"I guess what's most remarkable is to consider the journey the orchestra's been on, that we've now reached a point where the CSO is so firmly ensconced in the fabric of the orchestral landscape in Australia," he says.
"It's not a given, if you recall that 15 years ago the orchestra was on the brink of bankruptcy. Now we've got some of the highest numbers in the country, including the highest subscription renewal rate of any orchestra, and more sold out performances than not. I think that that's remarkable, that we're just reaching our potential and there's so much more that we can do."
He says the 2015 season will be characterised by "very difficult and virtuosic and demanding and exciting programs that the musicians have put together".
"We have an artistic committee and those musicians are intricately involved in the programming for the orchestra," he says.
"The programs are really discussed and ultimately the musicians are playing what they want to perform, what they believe, as people who know Canberra the best, with friends in the audience and neighbours, what is going to excite those people."
And thus we will see Schubert, Dvorak and Sibelius, Tchaikovsky, Puccini and Richard Mills, along with a sprinkling of themed favourites.

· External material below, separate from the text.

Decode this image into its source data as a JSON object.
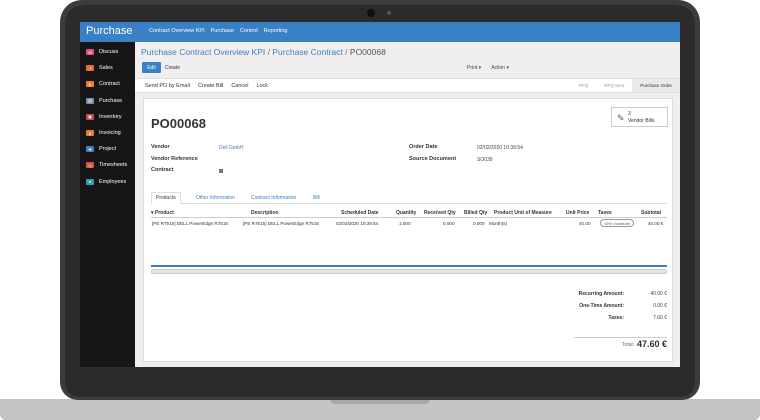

The Shell Prom concert in February will – weather permitting – feature Scottish classics, while a new Saturday matinee show in September will be all about moody swing classics.
And, one of the year's highlights will no doubt be the Canberra Day concert – what the ACT government has boldly named the CBR Tribute Concert in the lead-up to the Anzac Centenary.
With demonstrations of military precision and a rousing rendition of Tchaikovsky's 1812 Overture at its climax, the concert will also be "pulling out all the stops" with the use of actual cannons. We are in Canberra, after all.
Grand, to be sure, and Milton says it's always a "sheer joy" to conduct the orchestra.
"The Llewellyn concerts are such audience magnets now - each one has something thrilling, each program is big and extravagant and designed to just captivate and take our audiences on an amazing journey," he says.
"I'm excited about Noteworthy, I'm excited about painting with Parkinsons, and about the special schools. People at the special schools actually said to us, we have to rethink our approach to our students, because we didn't realise music would have such an effect."
But he's equally thrilled by the effect the music has been having on people who might otherwise never make it to Llewellyn Hall.
"The Noteworthy program is now playing to 60,000 kids, and that is just a huge number for an orchestra that is basically a part-time professional orchestra," he says.
"To see the kids and how they react, some of them are hearing a symphonic orchestra in its grandeur for the first time, and that's thrilling."
For more information about the Canberra Symphony Orchestra's program and events, visit cso.org.au or call 6247 9191.